ABOUT THIS EXERCISE. Repeat the listing exactly. The images do not belong in the copy.

SOURCE DATA.

◆ ◆ ◆ ◆ ◆

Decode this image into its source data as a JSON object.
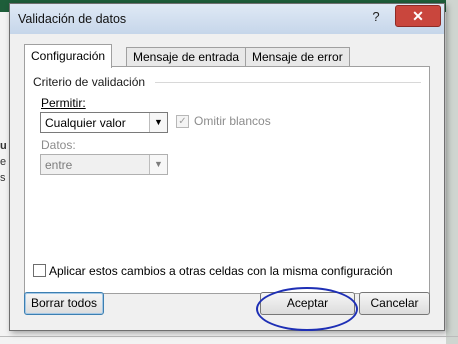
{
  "dialog": {
    "title": "Validación de datos",
    "help_symbol": "?",
    "close_symbol": "✕"
  },
  "tabs": [
    {
      "label": "Configuración",
      "active": true
    },
    {
      "label": "Mensaje de entrada",
      "active": false
    },
    {
      "label": "Mensaje de error",
      "active": false
    }
  ],
  "criteria": {
    "group_label": "Criterio de validación",
    "allow_label": "Permitir:",
    "allow_value": "Cualquier valor",
    "ignore_blanks_label": "Omitir blancos",
    "data_label": "Datos:",
    "data_value": "entre"
  },
  "apply_all": {
    "label": "Aplicar estos cambios a otras celdas con la misma configuración"
  },
  "buttons": {
    "clear_all": "Borrar todos",
    "accept": "Aceptar",
    "cancel": "Cancelar"
  },
  "background": {
    "left_letters": [
      "u",
      "e",
      "s"
    ]
  },
  "colors": {
    "close_button": "#c9463d",
    "annotation_circle": "#1e2fb5"
  }
}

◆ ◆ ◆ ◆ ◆

THE ANSWER.
Decode this image into its source data as a JSON object.
{
  "dialog": {
    "title": "Validación de datos",
    "help_symbol": "?",
    "close_symbol": "✕"
  },
  "tabs": [
    {
      "label": "Configuración",
      "active": true
    },
    {
      "label": "Mensaje de entrada",
      "active": false
    },
    {
      "label": "Mensaje de error",
      "active": false
    }
  ],
  "criteria": {
    "group_label": "Criterio de validación",
    "allow_label": "Permitir:",
    "allow_value": "Cualquier valor",
    "ignore_blanks_label": "Omitir blancos",
    "data_label": "Datos:",
    "data_value": "entre"
  },
  "apply_all": {
    "label": "Aplicar estos cambios a otras celdas con la misma configuración"
  },
  "buttons": {
    "clear_all": "Borrar todos",
    "accept": "Aceptar",
    "cancel": "Cancelar"
  },
  "background": {
    "left_letters": [
      "u",
      "e",
      "s"
    ]
  },
  "colors": {
    "close_button": "#c9463d",
    "annotation_circle": "#1e2fb5"
  }
}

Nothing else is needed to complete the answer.